Using digital archival research and ordinary language analysis, I argue that actors across the political spectrum deploy the term’s racialized and gendered meanings to activate national anxieties about personal autonomy and national self-determination, fears foundational to American political culture and accentuated in a diversifying polity. I find that actors employ “addiction” as a heuristic device to characterize complex political issues, using the term’s potent cultural meanings to further their policy goals.

The paper I presented at the American Political Science Association’s 2022 annual meeting, “The Gendered Meanings and Uses of Collective ‘Addictions’ in U.S. Public Policy: A Case Study of the ‘Welfare Addict,'” received the Hayward R. Alker Best Student Paper Award from the Interpretive Methodologies and Methods Caucus of APSA.

My dissertation research emerged from an earlier project published in Social Sciences in 2018. In this article, I argue that an otherwise gridlocked Congress was able to pass a series of progressive drug policies in the 2010s because of an emerging policy framework of “addiction recovery.”

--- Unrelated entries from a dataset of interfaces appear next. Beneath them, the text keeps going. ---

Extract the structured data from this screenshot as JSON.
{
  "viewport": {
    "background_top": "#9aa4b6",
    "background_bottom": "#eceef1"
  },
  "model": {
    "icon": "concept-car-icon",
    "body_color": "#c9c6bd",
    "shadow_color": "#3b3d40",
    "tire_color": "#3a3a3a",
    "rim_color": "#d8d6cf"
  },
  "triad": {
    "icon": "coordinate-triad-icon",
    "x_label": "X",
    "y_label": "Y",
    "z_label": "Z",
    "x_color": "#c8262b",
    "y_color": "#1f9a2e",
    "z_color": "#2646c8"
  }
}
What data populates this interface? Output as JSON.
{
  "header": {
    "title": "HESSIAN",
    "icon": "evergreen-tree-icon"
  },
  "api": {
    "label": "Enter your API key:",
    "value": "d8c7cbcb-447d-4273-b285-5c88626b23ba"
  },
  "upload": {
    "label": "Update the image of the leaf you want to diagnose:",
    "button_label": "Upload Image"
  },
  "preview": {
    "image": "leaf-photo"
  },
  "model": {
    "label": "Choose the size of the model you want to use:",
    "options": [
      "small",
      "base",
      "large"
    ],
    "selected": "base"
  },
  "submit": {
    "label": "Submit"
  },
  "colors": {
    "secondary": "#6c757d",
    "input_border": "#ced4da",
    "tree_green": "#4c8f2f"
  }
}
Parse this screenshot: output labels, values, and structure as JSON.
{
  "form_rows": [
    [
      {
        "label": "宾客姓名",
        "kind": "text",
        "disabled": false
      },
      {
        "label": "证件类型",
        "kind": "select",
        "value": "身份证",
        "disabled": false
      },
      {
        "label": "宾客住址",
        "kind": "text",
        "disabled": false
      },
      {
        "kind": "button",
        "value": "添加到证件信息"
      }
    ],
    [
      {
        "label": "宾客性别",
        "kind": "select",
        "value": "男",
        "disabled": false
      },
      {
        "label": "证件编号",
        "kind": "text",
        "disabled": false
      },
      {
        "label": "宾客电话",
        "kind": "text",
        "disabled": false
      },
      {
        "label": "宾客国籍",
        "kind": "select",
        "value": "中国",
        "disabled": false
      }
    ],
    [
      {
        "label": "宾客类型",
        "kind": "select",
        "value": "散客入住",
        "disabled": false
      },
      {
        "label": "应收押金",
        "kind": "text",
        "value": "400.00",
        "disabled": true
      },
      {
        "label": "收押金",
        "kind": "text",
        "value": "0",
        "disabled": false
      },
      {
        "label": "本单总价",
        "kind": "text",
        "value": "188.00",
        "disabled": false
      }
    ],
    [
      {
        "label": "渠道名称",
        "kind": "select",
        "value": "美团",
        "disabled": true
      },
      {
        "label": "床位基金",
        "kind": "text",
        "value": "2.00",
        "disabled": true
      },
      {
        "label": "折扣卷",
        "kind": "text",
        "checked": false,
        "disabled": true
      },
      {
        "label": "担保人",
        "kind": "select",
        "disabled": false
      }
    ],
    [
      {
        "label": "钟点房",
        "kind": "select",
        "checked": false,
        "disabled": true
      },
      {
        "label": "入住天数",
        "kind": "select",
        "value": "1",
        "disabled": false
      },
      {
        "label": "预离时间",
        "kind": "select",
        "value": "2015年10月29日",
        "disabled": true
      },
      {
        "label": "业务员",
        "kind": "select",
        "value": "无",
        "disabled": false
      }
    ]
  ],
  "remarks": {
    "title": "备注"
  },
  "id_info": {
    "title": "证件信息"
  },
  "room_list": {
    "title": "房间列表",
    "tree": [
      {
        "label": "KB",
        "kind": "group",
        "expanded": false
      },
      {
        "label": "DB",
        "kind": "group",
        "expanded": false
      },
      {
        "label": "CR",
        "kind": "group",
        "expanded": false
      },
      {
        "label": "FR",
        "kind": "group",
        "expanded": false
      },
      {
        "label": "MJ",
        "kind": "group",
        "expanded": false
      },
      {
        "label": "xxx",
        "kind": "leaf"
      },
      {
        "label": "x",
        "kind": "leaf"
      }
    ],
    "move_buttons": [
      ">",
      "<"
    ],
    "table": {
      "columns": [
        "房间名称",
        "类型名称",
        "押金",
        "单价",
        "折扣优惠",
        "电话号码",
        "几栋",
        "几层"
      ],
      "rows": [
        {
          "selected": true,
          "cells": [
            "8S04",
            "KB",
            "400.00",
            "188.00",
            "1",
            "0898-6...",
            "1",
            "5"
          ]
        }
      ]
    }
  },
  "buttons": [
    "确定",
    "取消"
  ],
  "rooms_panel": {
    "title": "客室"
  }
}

I recently co-authored an article in Polity, part of an invited symposium revisiting Hanna Pitkin’s classic Wittgenstein and Justice. In the article, my co-author Alyson Cole and I make the case that ordinary language analysis is a method distinctly suited for studying political language in our “post-truth” era.

I am currently working on a project regarding the concept of “culpability” in the opioid settlement cases in the U.S. These cases seek to adjudicate who is responsible for the opiate epidemic, and I expect they will be rich sites for studying potent themes in the American liberal-individualist political tradition.